Jacobs said Sunday night that a lot has been on his mind.
"I got a lot on me right now," Jacobs said when asked about his frustration. "And a lot, it's not good. I want to forget about all of this and I hope the people around here accept my apology. It is a real apology and coming from the heart."
"I want to play a ton but there is nothing I can do about that," he added. "I just get out there and play when my number is called and that is it. There is nothing more that I can do about that."
Jacobs had 12 carries for 44 yards in the season opener but saw just four carries against the Colts for 8 yards as the Giants were forced to pass for much of the second half.
"His role has been defined," said Coughlin, who sat down with Jacobs at the end of the preseason when the running back expressed dissatisfaction with his role to ESPNNewYork.com. "That was how many weeks ago. We did talk about that. I am not sure why this keeps coming up."
Eli Manning had lunch with Jacobs on Monday and said that the two did not discuss anything about a trade or his role. The team's offensive captain said Jacobs is not a distraction for the team.
"We know Brandon," Manning said. "He kind of wears his mouth on his sleeve a little bit. He is very emotional and is going to say some things. He wants to win. He wants to help this team and that is just the way he is. You got to love him for it."
Manning said Jacobs needs to learn how to handle things a bit better and not let emotions get the best of him.
"Being in New York sometimes you got to learn how to lose a little bit better," Manning said. "It is never a good thing. You don't want to accept losing but you know after a loss everything is going to be multiplied and you are going to ask a lot of questions and it can be hard at times."

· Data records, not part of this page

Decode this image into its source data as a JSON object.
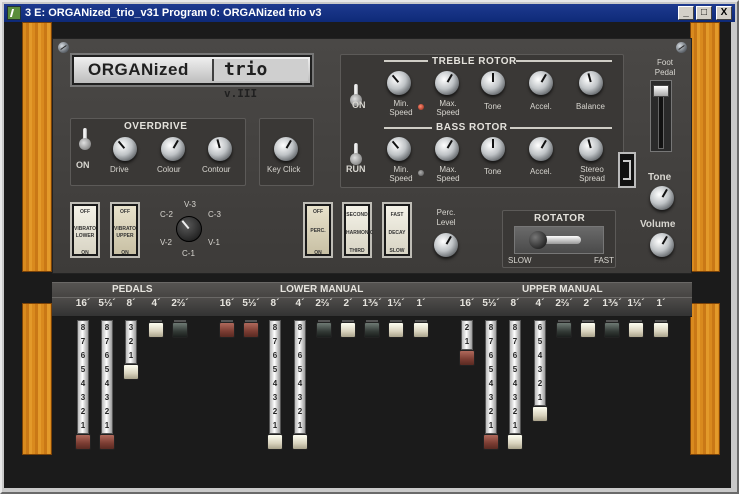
{
  "window": {
    "title": "3 E: ORGANized_trio_v31 Program 0: ORGANized trio v3",
    "min_label": "_",
    "max_label": "□",
    "close_label": "X"
  },
  "logo": {
    "part1": "ORGANized",
    "part2": "trio",
    "version": "v.III"
  },
  "overdrive": {
    "title": "OVERDRIVE",
    "switch_label": "ON",
    "knobs": [
      "Drive",
      "Colour",
      "Contour"
    ]
  },
  "key_click": {
    "label": "Key Click"
  },
  "treble_rotor": {
    "title": "TREBLE ROTOR",
    "switch_label": "ON",
    "knobs": [
      "Min. Speed",
      "Max. Speed",
      "Tone",
      "Accel.",
      "Balance"
    ]
  },
  "bass_rotor": {
    "title": "BASS ROTOR",
    "switch_label": "RUN",
    "knobs": [
      "Min. Speed",
      "Max. Speed",
      "Tone",
      "Accel.",
      "Stereo Spread"
    ]
  },
  "foot_pedal": {
    "label": "Foot Pedal"
  },
  "tone": {
    "label": "Tone"
  },
  "volume": {
    "label": "Volume"
  },
  "vibrato": {
    "lower": {
      "top": "OFF",
      "middle": "VIBRATO LOWER",
      "bottom": "ON"
    },
    "upper": {
      "top": "OFF",
      "middle": "VIBRATO UPPER",
      "bottom": "ON"
    },
    "selector_positions": [
      "V-3",
      "C-3",
      "V-1",
      "C-1",
      "V-2",
      "C-2"
    ]
  },
  "percussion": {
    "perc": {
      "top": "OFF",
      "middle": "PERC.",
      "bottom": "ON"
    },
    "harmonic": {
      "top": "SECOND",
      "middle": "HARMONIC",
      "bottom": "THIRD"
    },
    "decay": {
      "top": "FAST",
      "middle": "DECAY",
      "bottom": "SLOW"
    },
    "level_label": "Perc. Level"
  },
  "rotator": {
    "title": "ROTATOR",
    "slow": "SLOW",
    "fast": "FAST"
  },
  "sections": {
    "pedals": "PEDALS",
    "lower": "LOWER MANUAL",
    "upper": "UPPER MANUAL"
  },
  "footages": {
    "pedals": [
      "16´",
      "5⅓´",
      "8´",
      "4´",
      "2⅔´"
    ],
    "lower": [
      "16´",
      "5⅓´",
      "8´",
      "4´",
      "2⅔´",
      "2´",
      "1⅗´",
      "1⅓´",
      "1´"
    ],
    "upper": [
      "16´",
      "5⅓´",
      "8´",
      "4´",
      "2⅔´",
      "2´",
      "1⅗´",
      "1⅓´",
      "1´"
    ]
  },
  "drawbars": {
    "pedals": [
      8,
      8,
      3,
      0,
      0
    ],
    "lower": [
      0,
      0,
      8,
      8,
      0,
      0,
      0,
      0,
      0
    ],
    "upper": [
      2,
      8,
      8,
      6,
      0,
      0,
      0,
      0,
      0
    ]
  },
  "drawbar_numbers": [
    "1",
    "2",
    "3",
    "4",
    "5",
    "6",
    "7",
    "8"
  ]
}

Jacobs has snapped twice at reporters and has used profanity when the line of questioning turned to his role or carries or having to put aside ego in a two-back situation. He got into a heated discussion with a reporter after being asked if he was benched because of the helmet toss on Sunday night. Jacobs later apologized to the reporter but on Monday he angrily said he would not be talking.
Coughlin sounded tired of discussing Jacobs and how it appears the running back is not only frustrated but in the dark about what his status is on the team.

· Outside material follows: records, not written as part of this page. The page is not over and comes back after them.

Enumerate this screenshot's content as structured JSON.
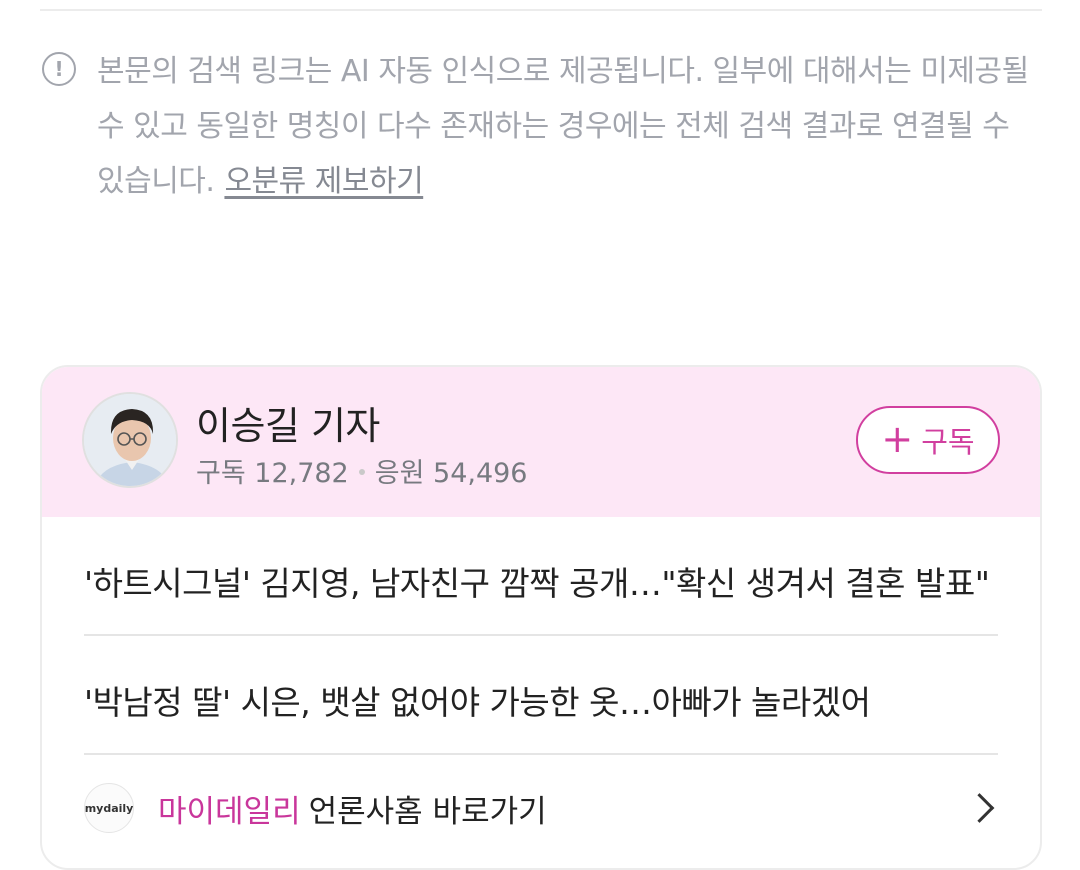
{
  "notice": {
    "text": "본문의 검색 링크는 AI 자동 인식으로 제공됩니다. 일부에 대해서는 미제공될 수 있고 동일한 명칭이 다수 존재하는 경우에는 전체 검색 결과로 연결될 수 있습니다.",
    "link_label": "오분류 제보하기",
    "icon": "exclamation-circle-icon"
  },
  "reporter": {
    "name": "이승길 기자",
    "subscribers_label": "구독 12,782",
    "cheers_label": "응원 54,496",
    "subscribe_button_label": "구독",
    "subscribe_icon": "plus-icon"
  },
  "articles": [
    {
      "title": "'하트시그널' 김지영, 남자친구 깜짝 공개…\"확신 생겨서 결혼 발표\""
    },
    {
      "title": "'박남정 딸' 시은, 뱃살 없어야 가능한 옷…아빠가 놀라겠어"
    }
  ],
  "press": {
    "logo_text": "mydaily",
    "name": "마이데일리",
    "suffix": "언론사홈 바로가기",
    "icon": "chevron-right-icon"
  },
  "colors": {
    "accent": "#d13f9f",
    "header_bg": "#fde7f6",
    "notice_text": "#a2a5ad"
  }
}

"There is a way to go about that," Coughlin said. "Go out on the field and prove it. Talking about it and constantly bringing this up is not the answer. That is not it. That is not what this is about.

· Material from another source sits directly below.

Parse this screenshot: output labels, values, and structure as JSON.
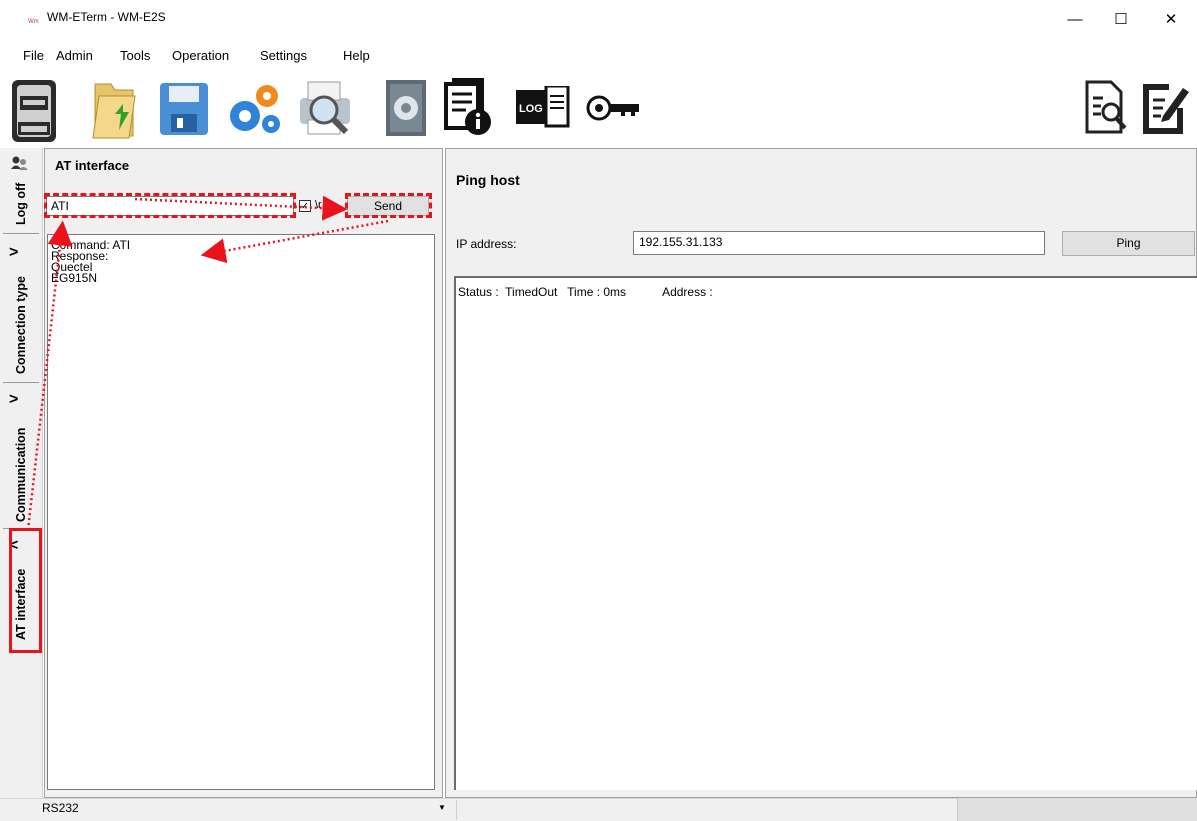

"Go on the field and make it happen."
Coughlin wasn't happy with one run Jacobs had where he ran to his left instead of forward and was tackled for no gain. The coach did say he will need both running backs this season but made it clear Bradshaw is his starter.
"We felt Bradshaw earned that right and it has not changed," Coughlin said. "Both guys are important and both have a role to play and we will need both players all the way through the year."
Ohm Youngmisuk covers the Giants for ESPNNewYork.com.